Homemade pumpkin puree is a great way to use those decorative pumpkins that you bought for the fall. One quick note of caution: don’t make pumpkin puree from jack-o-lanterns; since their flesh has sat open and exposed to the elements, it just isn’t a good idea.
Storing homemade pumpkin puree works in much the same way as storing opened canned pumpkin puree. In the refrigerator, store in an airtight container and use within one week.
In the freezer, store in a freezer bag and defrost when ready to use, ideally within a year.
One freezing idea that we love for homemade pumpkin puree (or leftover canned) is to freeze it in ice trays. That way, you can defrost just a little bit at a time to use whenever you want it.
Since store-bought pumpkin puree usually comes in a can, is it a smart idea to can homemade pumpkin puree? Unfortunately, probably not: it is not recommended in the US Department of Agriculture’s Complete Guide to Home Canning.
Finally, don’t forget about your pumpkin seeds! Pumpkin seeds can be salted and roasted for an absolutely delicious snack that is packed in protein, not to mention omega-6 fatty acids, iron, Vitamin A, and more.
Can Pumpkin Puree Be Composted?
Composting is a terrific alternative when you don’t have any other uses for leftover foods such as pumpkin. Usually pumpkin puree can be composted as long as it doesn’t have added ingredients; if it does, check to see if those can be composted before throwing it onto your pile.
Pumpkins in general are also packed with good stuff that makes them a great fertilizer, so it is a very good thing to add to your compost pile.
Composting can also be a great way to dispose of carved pumpkins, especially when compared to throwing them in the trash. Even if you don’t compost, you can leave your carved pumpkins in a heavily wooded area for animals to eat (don’t put them too close to your house or any other inhabited structure, since they will attract bugs and other creatures).
Other Ideas for Using Leftover Pumpkin Puree
We already listed just a few of the hundreds of uses for pumpkin puree above. Any one of those are great ideas for using leftover pumpkin puree.
That said, you might not have enough left over to make an entirely new pumpkin-centered dish. Try one of these ideas if you just have part of a can left.
Add it to a yogurt parfait or oatmeal. Pumpkin has a ton of essential vitamins and minerals, so add it to these breakfast dishes for a boost of nutrition to start your day.
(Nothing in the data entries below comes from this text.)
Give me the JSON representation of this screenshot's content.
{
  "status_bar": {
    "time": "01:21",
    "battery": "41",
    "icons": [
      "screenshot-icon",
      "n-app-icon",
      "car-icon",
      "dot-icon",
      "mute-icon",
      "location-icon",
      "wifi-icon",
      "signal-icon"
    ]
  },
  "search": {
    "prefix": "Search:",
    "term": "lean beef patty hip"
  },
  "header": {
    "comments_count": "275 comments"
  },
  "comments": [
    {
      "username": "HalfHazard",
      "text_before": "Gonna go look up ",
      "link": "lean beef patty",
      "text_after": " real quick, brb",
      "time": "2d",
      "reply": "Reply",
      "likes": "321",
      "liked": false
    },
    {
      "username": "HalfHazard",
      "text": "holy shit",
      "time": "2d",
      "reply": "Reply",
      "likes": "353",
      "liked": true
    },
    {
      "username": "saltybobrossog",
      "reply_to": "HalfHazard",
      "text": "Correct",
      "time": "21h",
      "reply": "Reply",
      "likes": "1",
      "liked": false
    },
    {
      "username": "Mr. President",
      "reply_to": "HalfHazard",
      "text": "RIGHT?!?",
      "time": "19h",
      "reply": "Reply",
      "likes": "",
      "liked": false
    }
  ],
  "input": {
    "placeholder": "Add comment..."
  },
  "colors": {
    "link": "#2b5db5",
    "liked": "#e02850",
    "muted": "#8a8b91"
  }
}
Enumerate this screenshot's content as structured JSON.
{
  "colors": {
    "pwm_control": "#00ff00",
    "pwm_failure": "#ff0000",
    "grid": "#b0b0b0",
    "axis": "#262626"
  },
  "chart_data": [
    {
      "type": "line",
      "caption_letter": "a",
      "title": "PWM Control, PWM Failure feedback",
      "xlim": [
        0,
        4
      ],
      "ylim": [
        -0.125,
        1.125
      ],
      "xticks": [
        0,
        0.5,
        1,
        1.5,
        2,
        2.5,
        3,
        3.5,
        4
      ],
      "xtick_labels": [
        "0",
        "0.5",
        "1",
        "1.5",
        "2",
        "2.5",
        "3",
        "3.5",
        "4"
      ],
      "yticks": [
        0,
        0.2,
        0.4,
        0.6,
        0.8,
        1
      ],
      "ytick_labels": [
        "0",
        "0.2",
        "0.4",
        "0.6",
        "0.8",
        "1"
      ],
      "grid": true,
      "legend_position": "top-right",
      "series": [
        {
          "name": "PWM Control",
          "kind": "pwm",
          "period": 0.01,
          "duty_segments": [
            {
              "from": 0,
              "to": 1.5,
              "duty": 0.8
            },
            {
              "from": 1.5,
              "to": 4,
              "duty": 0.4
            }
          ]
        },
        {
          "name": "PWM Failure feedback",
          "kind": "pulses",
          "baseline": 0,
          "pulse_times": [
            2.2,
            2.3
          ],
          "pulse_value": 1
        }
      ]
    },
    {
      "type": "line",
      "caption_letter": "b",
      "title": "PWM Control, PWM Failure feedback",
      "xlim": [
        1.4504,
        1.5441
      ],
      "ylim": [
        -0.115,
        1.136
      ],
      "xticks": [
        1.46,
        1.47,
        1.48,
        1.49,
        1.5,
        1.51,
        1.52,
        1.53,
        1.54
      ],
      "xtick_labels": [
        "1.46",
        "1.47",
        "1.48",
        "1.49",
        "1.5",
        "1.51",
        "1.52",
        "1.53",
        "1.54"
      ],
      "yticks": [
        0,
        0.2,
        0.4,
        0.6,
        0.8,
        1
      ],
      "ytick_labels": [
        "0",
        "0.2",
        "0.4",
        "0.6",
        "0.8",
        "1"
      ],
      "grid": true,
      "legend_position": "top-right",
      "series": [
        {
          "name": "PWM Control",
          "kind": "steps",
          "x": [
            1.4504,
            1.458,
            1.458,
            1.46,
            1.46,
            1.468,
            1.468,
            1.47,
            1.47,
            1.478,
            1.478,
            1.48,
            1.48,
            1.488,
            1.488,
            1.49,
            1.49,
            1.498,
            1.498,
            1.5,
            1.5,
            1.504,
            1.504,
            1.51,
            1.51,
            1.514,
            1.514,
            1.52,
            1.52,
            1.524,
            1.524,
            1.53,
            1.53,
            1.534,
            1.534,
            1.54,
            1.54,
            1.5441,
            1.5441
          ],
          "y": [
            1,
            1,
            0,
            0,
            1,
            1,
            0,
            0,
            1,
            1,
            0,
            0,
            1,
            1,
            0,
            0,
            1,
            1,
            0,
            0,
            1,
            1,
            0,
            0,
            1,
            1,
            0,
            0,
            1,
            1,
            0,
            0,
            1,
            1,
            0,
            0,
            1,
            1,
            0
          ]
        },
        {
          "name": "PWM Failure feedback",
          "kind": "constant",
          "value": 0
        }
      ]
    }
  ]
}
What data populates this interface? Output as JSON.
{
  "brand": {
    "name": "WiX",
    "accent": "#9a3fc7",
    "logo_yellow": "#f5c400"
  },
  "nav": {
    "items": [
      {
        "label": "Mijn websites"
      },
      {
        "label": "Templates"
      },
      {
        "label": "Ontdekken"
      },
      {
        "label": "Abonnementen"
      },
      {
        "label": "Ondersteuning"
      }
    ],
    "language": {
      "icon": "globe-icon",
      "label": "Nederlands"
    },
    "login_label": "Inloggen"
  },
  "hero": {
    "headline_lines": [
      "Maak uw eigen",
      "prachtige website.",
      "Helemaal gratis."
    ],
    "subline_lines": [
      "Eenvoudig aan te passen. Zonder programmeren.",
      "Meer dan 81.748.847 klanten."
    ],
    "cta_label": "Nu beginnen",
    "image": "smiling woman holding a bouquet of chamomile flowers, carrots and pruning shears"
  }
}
Make a pumpkin smoothie. Another breakfast option: why not make a pumpkin smoothie? It tastes great when blended with banana and Greek yogurt.
Make a cocktail. Pumpkin tastes yummy with spiced rum especially, and it makes a festive holiday or autumn drink.
Make homemade pumpkin spice latte. As long as we’re talking about drinks, we can’t ignore the pumpkin spice latte; try making it at home.
Make dog treats. Pumpkin isn’t just healthy for humans, but for dogs as well! Mix the puree with peanut butter and oats and bake until set and crispy; bonus if you have a dog bone-shaped cookie cutter to use!
There are so many uses for pumpkin puree that there is no reason for any of it to go to waste. Proper storage means that you can safely use all of it, and enjoy lots of pumpkin treats!
Sarah is the founder of Baking Kneads, LLC, a blog sharing guides, tips, and recipes for those learning how to bake. Growing up as the daughter of a baker, she spent much of her childhood learning the basics in a local bakery.